Firstly, Hemingway's book's structure corresponds to my experience, I think. Before I started reading this book, I decided that I was going to try to journal (one of the professors at NYU Paris told us all about how he journaled all through South America when he went to teach english and travel there for a year, and he relayed his experience with it as being as extremely rewarding). So, I bought a notebook, sat down at a café, then tried to think of how to write about my experience in Paris...I contemplated for a while before I put pen to paper- should I write it like an article? Should I write how I'm feeling? What I'm seeing? Should I write it for an audience? Should I pretend that my great granddaughter will read this if she ever comes to Paris?

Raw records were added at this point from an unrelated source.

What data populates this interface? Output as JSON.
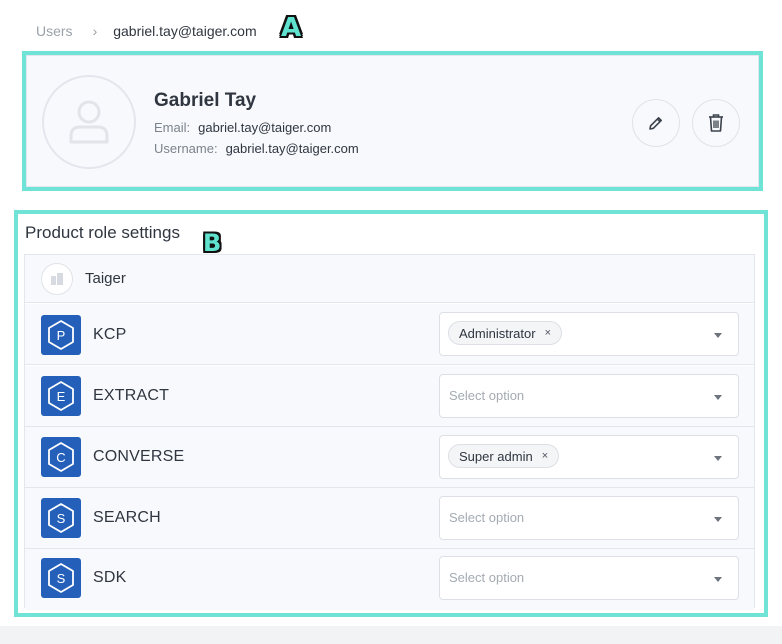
{
  "breadcrumb": {
    "root": "Users",
    "separator": "›",
    "current": "gabriel.tay@taiger.com"
  },
  "annotations": {
    "a": "A",
    "b": "B"
  },
  "profile": {
    "name": "Gabriel Tay",
    "email_label": "Email:",
    "email": "gabriel.tay@taiger.com",
    "username_label": "Username:",
    "username": "gabriel.tay@taiger.com",
    "avatar_icon": "user-icon",
    "edit_icon": "pencil-icon",
    "delete_icon": "trash-icon"
  },
  "roles": {
    "title": "Product role settings",
    "organization": "Taiger",
    "products": [
      {
        "letter": "P",
        "name": "KCP",
        "selected": "Administrator",
        "placeholder": ""
      },
      {
        "letter": "E",
        "name": "EXTRACT",
        "selected": "",
        "placeholder": "Select option"
      },
      {
        "letter": "C",
        "name": "CONVERSE",
        "selected": "Super admin",
        "placeholder": ""
      },
      {
        "letter": "S",
        "name": "SEARCH",
        "selected": "",
        "placeholder": "Select option"
      },
      {
        "letter": "S",
        "name": "SDK",
        "selected": "",
        "placeholder": "Select option"
      }
    ],
    "remove_glyph": "×"
  },
  "colors": {
    "annotation_border": "#6fe3d5",
    "product_icon_bg": "#2460ba"
  }
}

That sort of thing.
While I was trying to decide how to go about it, I watched an interaction between a little girl with her non-french family, and a man trying to do some law reading for a class. She kept waving at him through a window, while her family was too busy looking at a map to pay attention to her. He'd look up, smile a toothy grin revealing uneven teeth and crinkling eyes, and wave back occasionally- flattered that this little girl was so enamored with him. When her family was ready to go they finally noticed that she'd been staring at the man through the window, upon which they made faces of regret assuming she had been bothering him. He shook his head slightly to indicate that that was not the case. The mother then took the little girl by her hand so as to lead her along their path to their hotel, friends home, next monument or whatnot. The little girl then turned around, stuck her lips to her palm, and blew the reading man a kiss. He blew one in return, and she waddled away, her pudgy hand in that of her mother's.

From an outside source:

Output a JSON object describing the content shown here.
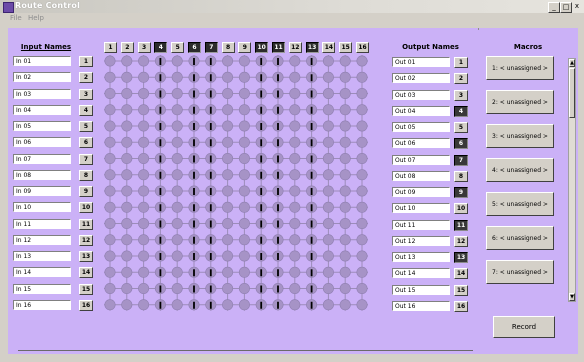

I then realized that that moment was just part of my life here, and that documenting things like that simple, darling interaction was how I should go about documenting my time in Paris. For me, Paris had been (before reading this book) and has been my experiencing things like those simple moments. In this sense, the way Hemingway writes about Paris makes sense to me...In snippets of his life. While yes, there is continuity from one petit chapter (if you would call them that) to another, Hemingway's book is like reading a bunch of his own little moveable feasts, his collection of memories. From a chapter about the first time he met Gertrude Stein, to a chapter about Fitzgerald, to a chapter about horse racing, to a short chapter about Shakespeare & Co...Hemingway shows us his Paris through his snippets of his moments in time.
Lastly, Hemingway's idea of "A Moveable Feast" Although, as the introduction tells me, Hemingway never actually named his book about his time in Paris "A Moveable Feast," it was taken from a quote of his referring to books as being moveable feasts...That sentiment is something I find appealing- an amassment of memories, all your own. While he writes about Hadley Richardson (his first wife), and how they were essentially poor, but so in love, that was from a time before he did this writing (he eludes to how he should have knocked on wood when she said something like "we always have good luck, Tatie"...foreshadowing their future end). Even so, he is able to write about her in that time
in Paris- in that moment- in those moments when she was essential to him, and they were living their lives amongst the monuments (Hemingway has a tendency of describing exactly where he is/what paths he takes in Paris, which I like) and well-known writers, and painters. He is able to capture his memories, his moveable feasts, and put them to paper. We all have them, our memories/sentiments/knowledge of how we felt about someone or something at some time in our pasts...and those are ours to carry with us forever. I think that can be good or bad, but it's kind of reassuring to know that no matter where we go we'll always have some sort of access to the things that make us us, our memories, our moveable feasts.